Trish Barnes on December 30, 2014

What to Expect From Your 401k Administration

A 401k plan is a popular option that allows employees to contribute to their retirement funds and offers a reasonable level of customization. The formal definition by Investopedia is “a qualified plan established by employers to which eligible employees may make salary deferral (salary reduction) contributions on a post-tax and/or pretax basis.”

There is also the option for employers to contribute to their employees’ 401ks, which can benefit both parties. If you’re new to this process, it can seem a bit confusing during the initial stages. Let’s now discuss the basics and what you can expect from 401k administration.


Getting a 401k Administration: Solutions for Employers and Employees

Having an administrator is necessary for three main reasons. First, they help employers come up with workable plans and prepare the legal documents. Second, they understand the laws and stay updated on changes to ensure that everything remains compliant. Third, an administrator will monitor a 401k on an ongoing basis to ensure that everything is in the best interest of both the employer and employees.

In some cases, the employee will pay for the administration fees, and other times it will be covered by the employer. The primary reason that an employer chooses to pay an administrator is because of the tax benefits it can provide. Most of the time, an employer will have some degree of contact with an administrator, but employees do not. While 401k administration involves several steps, here is the general breakdown of the services offered.


Consulting and Creating a 401k Plan

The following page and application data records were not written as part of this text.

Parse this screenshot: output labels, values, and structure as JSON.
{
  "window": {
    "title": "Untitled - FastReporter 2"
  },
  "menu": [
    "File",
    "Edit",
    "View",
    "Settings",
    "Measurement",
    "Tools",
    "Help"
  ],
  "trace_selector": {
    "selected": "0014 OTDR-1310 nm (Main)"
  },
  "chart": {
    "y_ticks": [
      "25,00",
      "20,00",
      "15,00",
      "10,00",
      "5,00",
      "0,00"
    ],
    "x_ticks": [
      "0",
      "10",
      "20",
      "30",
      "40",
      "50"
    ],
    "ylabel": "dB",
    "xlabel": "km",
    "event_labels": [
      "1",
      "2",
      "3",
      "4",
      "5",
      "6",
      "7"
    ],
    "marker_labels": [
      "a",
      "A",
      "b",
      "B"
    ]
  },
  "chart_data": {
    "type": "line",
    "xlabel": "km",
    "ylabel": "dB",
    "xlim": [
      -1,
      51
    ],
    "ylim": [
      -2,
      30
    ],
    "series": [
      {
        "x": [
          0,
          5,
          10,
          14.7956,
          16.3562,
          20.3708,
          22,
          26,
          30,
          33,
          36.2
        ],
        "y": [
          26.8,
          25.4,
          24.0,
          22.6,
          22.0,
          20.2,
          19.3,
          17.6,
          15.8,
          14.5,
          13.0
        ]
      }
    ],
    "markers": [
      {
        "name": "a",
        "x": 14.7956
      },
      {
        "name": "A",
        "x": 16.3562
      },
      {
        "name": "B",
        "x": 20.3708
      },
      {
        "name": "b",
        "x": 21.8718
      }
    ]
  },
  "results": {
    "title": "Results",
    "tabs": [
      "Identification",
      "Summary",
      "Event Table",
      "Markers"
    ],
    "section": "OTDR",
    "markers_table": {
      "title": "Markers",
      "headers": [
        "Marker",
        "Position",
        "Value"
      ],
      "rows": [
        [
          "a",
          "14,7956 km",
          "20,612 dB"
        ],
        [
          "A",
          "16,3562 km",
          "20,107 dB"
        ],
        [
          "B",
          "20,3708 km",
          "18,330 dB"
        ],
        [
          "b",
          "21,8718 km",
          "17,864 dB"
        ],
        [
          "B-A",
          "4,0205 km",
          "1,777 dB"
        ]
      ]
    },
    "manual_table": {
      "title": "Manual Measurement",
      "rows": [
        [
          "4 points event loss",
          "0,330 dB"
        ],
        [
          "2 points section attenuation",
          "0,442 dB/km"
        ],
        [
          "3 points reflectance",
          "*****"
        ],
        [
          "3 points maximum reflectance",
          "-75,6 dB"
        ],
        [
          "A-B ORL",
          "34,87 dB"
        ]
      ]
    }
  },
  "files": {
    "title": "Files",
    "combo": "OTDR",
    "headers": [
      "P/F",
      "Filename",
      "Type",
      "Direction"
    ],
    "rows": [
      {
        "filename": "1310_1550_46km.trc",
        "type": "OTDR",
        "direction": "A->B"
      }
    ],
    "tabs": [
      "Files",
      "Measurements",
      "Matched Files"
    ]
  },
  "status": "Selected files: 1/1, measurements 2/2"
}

Because of the flexibility of a 401k plan, it’s necessary for an administrator to consult an employer to identify their specific needs. Some things that might be discussed include:

  • Who will be allowed to participate (e.g. individuals 21 years of age or older, full-time employees, etc.)
  • Whether the employer will contribute, and if so how much
  • Contribution limits
  • Arranging a trust for holding contributions

An administrator will then establish an appropriate plan while keeping in mind regulations. They will also need to develop a plan of action in case things don’t go as anticipated and problems arise.


Compliance Monitoring

Once a 401k plan has been set in place, it’s mandatory that the rules be followed. Otherwise, it could result in legal problems and tax issues, which isn’t good for anyone. Because of the ever-changing laws, it’s not all that hard for mistakes to be made, so an administrator will keep tabs on plan development on an ongoing basis. They will ensure that both the employer and employees are adhering to the guidelines and take into account any changes to laws. In some cases, they will make updates to a plan to ensure compliance.


Transaction Monitoring

An additional element of administration is consistently checking that contributions, loans and any other transactions are compliant with a 401k plan. The administer will be responsible for authorizing these transactions and making sure that there is no questionable behavior.

In many cases, it’s a good idea to offer this type of retirement plan because it’s an effective recruiting tool and can make employees more loyal. Although 401k administration can seem somewhat overwhelming, it should become easier to understand once you get a grasp of the basic concept.

Photo by Tax Credits